By Trevor Cameron, CPH of Sunnyside Nursery in Marysville.
Springtime has arrived and the multitudes of Rhododendrons are blooming….. Our state flower shines in every color imaginable – but what I am here to remind you of is one old adage – flowers come and flowers go - so discover the different foliages of Rhododendrons!
We all salivate for spring flowers but after bloom we need attractive leaves as well. Rhodies offer not only every shade of green in all kinds of shapes/sizes but also some variegated foliages and many with stunning color on new growth too. There are thousands of nice bloomers but remember to look for a nice foliage as well!
Like other creatures on earth Rhodies have found niches in most all environments in our gardens…. From full hot sun to deep shade and every spot in between. Like with all landscape plants – it helps to put the right Rhododendron in the right spot. Remember this Rhododendron rule that has few exceptions – the larger the foliage the less sun tolerant.
In my own garden along a south facing rockery numerous hybrids and several species Rhododendrons (including R. calostrotum, R. camplyogynum, and R. saluense) have been thriving in hot sun with little water summer after summer. All are fabulous little growers with the typical showy flowers that we expect from Rhododendrons BUT most who see them would not think “Rhododendron.”
In full shade and equally as brilliant are other species like R. yaksuhimanum and R. bureauvii – both with nice flowers and outstanding indumented foliage in silver, white or cinnamon brown. You will have to stop and touch – indumentum is a soft velvety covering on the new growth of some Rhodies – adding year round foliage color and interest.
Not only are we finding these indumented foliages are naturally resistant to bugs and especially diseases - in my 20 years in nurseries the flavors of Japanese “Yak” Rhododendrons are the most underutilized plants for shade/partial shade gardens!
Now let’s talk hybrids….. at last count there were over 5,000 named hybrids. All I can say is WOW and promise you if you visit a nursery or an online site you will salivate over all the pretty bloomers! In this man’s opinion there are some oldies but still goodies and numerous “modern” hybrids that will knock your socks off.
There are far too many hybrids with lovely flowers to list but here a few that combine excellent growth habits and outstanding bloom.
For a larger yellow the old fashioned "Hotei" is still the best canary yellow I’ve seen although many come close. Dwarf yellow ones like “Chikor,” “Curlew,” and “Wren” are all really easy to grow.
Numerous newer hybrids in the orangey/peachy/yellow tones are becoming popular and two in my own garden have not disappointed – "Seaview Sunset" and "Honey Butter" have been compact little blooming machines.

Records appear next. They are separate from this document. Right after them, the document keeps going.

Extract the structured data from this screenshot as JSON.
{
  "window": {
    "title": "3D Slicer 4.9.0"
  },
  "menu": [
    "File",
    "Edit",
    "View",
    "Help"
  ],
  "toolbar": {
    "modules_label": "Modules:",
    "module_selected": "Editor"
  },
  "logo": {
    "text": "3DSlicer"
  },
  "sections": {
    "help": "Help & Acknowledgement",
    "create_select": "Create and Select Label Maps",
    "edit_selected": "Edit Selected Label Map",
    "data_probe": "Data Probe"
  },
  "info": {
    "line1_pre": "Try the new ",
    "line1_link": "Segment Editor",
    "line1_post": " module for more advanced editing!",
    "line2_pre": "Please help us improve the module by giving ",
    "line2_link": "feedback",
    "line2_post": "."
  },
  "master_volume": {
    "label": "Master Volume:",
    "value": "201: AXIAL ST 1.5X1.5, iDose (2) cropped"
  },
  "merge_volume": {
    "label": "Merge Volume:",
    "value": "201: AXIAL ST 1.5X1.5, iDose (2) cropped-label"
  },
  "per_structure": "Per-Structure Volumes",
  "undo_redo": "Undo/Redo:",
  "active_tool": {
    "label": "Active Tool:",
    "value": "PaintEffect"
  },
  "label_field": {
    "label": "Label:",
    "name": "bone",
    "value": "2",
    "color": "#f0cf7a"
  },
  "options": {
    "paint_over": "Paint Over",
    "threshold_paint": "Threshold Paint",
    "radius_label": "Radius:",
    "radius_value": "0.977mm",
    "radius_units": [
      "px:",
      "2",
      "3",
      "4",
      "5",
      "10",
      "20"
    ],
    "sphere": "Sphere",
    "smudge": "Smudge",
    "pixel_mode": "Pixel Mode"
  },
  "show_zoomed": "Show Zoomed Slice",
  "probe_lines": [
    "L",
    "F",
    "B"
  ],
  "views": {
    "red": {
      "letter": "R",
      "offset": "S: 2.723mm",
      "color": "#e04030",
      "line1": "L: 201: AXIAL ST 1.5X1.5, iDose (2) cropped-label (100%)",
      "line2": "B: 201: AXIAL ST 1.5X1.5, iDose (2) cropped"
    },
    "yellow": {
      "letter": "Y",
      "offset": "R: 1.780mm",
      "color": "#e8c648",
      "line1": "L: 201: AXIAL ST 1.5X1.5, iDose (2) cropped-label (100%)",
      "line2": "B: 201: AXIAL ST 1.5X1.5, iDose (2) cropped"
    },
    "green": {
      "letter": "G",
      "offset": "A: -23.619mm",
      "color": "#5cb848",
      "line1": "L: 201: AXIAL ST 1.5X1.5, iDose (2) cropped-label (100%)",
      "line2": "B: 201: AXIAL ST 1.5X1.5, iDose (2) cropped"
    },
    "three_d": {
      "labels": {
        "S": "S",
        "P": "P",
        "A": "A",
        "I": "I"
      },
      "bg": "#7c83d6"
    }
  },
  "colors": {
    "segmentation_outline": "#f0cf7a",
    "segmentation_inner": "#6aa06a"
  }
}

There are a plethora of good old fashioned pinks to plant including “Anna Rose Whitney” and “Holden” as well as many newer ones – striking bloomers like “Cherry Cheesecake,” “Melrose Flash,” and “Pomegranate Splash.”
For red utilize the classics like “Jean Marie,” “Taurus,” and “Grace Seabrook” for larger growers but check out some great dwarfs like “Carmen,” “Peekaboo,” and “Baden Baden” for tidy compact plants.
I like “Chinoides” for a good classic white but there are certainly other worthy flavors.
For the purple and blue lovers there are many worthy choices including lots of great dwarfs like “Songbird,” “Purple Gem,” “Blue Baron,” and “Vibrant Violet.” For a larger specimen try the classic “Lee’s Dark Purple” or the newer “Polarnacht” which is a bit more compact.
By choosing different hybrids you can potentially have every color blooming from early March through June!
If you would like to learn more about the different varieties of rhodies and how to grow them then attend my class at Sunnyside Nursery on Saturday May 3, 2014, at 10am.
Also on that same day the Rhododendron Society will be here from 10am to 3pm to exhibit rhodie flowers and answer your questions and identify varieties. It is sure to be a rhodacious day!